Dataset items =
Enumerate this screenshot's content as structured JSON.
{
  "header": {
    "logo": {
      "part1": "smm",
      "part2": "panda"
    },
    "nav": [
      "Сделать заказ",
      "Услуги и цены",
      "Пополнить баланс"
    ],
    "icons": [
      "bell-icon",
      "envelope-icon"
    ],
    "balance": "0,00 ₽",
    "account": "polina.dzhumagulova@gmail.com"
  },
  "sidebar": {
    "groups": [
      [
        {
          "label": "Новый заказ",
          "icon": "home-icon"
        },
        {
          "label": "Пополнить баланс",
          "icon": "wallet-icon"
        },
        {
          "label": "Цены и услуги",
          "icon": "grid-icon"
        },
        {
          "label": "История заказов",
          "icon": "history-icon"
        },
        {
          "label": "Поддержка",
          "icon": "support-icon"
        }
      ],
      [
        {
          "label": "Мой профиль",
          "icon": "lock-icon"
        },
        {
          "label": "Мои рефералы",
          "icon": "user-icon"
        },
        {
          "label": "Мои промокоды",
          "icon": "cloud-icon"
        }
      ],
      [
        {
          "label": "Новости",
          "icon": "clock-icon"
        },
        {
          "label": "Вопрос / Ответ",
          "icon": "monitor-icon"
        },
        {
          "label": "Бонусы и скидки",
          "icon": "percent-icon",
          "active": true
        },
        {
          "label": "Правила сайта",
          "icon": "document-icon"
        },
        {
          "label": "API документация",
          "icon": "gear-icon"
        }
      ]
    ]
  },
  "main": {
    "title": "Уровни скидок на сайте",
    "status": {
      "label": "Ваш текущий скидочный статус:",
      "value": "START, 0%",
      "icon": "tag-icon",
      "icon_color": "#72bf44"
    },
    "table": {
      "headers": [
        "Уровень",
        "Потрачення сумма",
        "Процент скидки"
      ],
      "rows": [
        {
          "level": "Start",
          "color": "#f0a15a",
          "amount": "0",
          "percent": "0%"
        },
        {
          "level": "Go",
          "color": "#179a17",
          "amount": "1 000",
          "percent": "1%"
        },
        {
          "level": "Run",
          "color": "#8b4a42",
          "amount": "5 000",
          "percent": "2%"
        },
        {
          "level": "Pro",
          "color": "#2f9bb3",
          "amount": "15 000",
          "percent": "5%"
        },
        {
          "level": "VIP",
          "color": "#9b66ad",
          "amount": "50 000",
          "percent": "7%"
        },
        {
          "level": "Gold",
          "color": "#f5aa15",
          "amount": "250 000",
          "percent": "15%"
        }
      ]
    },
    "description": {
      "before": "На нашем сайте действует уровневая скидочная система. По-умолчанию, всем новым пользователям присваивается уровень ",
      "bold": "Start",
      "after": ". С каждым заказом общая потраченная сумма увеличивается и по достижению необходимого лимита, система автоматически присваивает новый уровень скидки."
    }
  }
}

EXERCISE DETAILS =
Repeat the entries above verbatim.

WORKED SOLUTION =
Enumerate this screenshot's content as structured JSON.
{
  "header": {
    "logo": {
      "part1": "smm",
      "part2": "panda"
    },
    "nav": [
      "Сделать заказ",
      "Услуги и цены",
      "Пополнить баланс"
    ],
    "icons": [
      "bell-icon",
      "envelope-icon"
    ],
    "balance": "0,00 ₽",
    "account": "polina.dzhumagulova@gmail.com"
  },
  "sidebar": {
    "groups": [
      [
        {
          "label": "Новый заказ",
          "icon": "home-icon"
        },
        {
          "label": "Пополнить баланс",
          "icon": "wallet-icon"
        },
        {
          "label": "Цены и услуги",
          "icon": "grid-icon"
        },
        {
          "label": "История заказов",
          "icon": "history-icon"
        },
        {
          "label": "Поддержка",
          "icon": "support-icon"
        }
      ],
      [
        {
          "label": "Мой профиль",
          "icon": "lock-icon"
        },
        {
          "label": "Мои рефералы",
          "icon": "user-icon"
        },
        {
          "label": "Мои промокоды",
          "icon": "cloud-icon"
        }
      ],
      [
        {
          "label": "Новости",
          "icon": "clock-icon"
        },
        {
          "label": "Вопрос / Ответ",
          "icon": "monitor-icon"
        },
        {
          "label": "Бонусы и скидки",
          "icon": "percent-icon",
          "active": true
        },
        {
          "label": "Правила сайта",
          "icon": "document-icon"
        },
        {
          "label": "API документация",
          "icon": "gear-icon"
        }
      ]
    ]
  },
  "main": {
    "title": "Уровни скидок на сайте",
    "status": {
      "label": "Ваш текущий скидочный статус:",
      "value": "START, 0%",
      "icon": "tag-icon",
      "icon_color": "#72bf44"
    },
    "table": {
      "headers": [
        "Уровень",
        "Потрачення сумма",
        "Процент скидки"
      ],
      "rows": [
        {
          "level": "Start",
          "color": "#f0a15a",
          "amount": "0",
          "percent": "0%"
        },
        {
          "level": "Go",
          "color": "#179a17",
          "amount": "1 000",
          "percent": "1%"
        },
        {
          "level": "Run",
          "color": "#8b4a42",
          "amount": "5 000",
          "percent": "2%"
        },
        {
          "level": "Pro",
          "color": "#2f9bb3",
          "amount": "15 000",
          "percent": "5%"
        },
        {
          "level": "VIP",
          "color": "#9b66ad",
          "amount": "50 000",
          "percent": "7%"
        },
        {
          "level": "Gold",
          "color": "#f5aa15",
          "amount": "250 000",
          "percent": "15%"
        }
      ]
    },
    "description": {
      "before": "На нашем сайте действует уровневая скидочная система. По-умолчанию, всем новым пользователям присваивается уровень ",
      "bold": "Start",
      "after": ". С каждым заказом общая потраченная сумма увеличивается и по достижению необходимого лимита, система автоматически присваивает новый уровень скидки."
    }
  }
}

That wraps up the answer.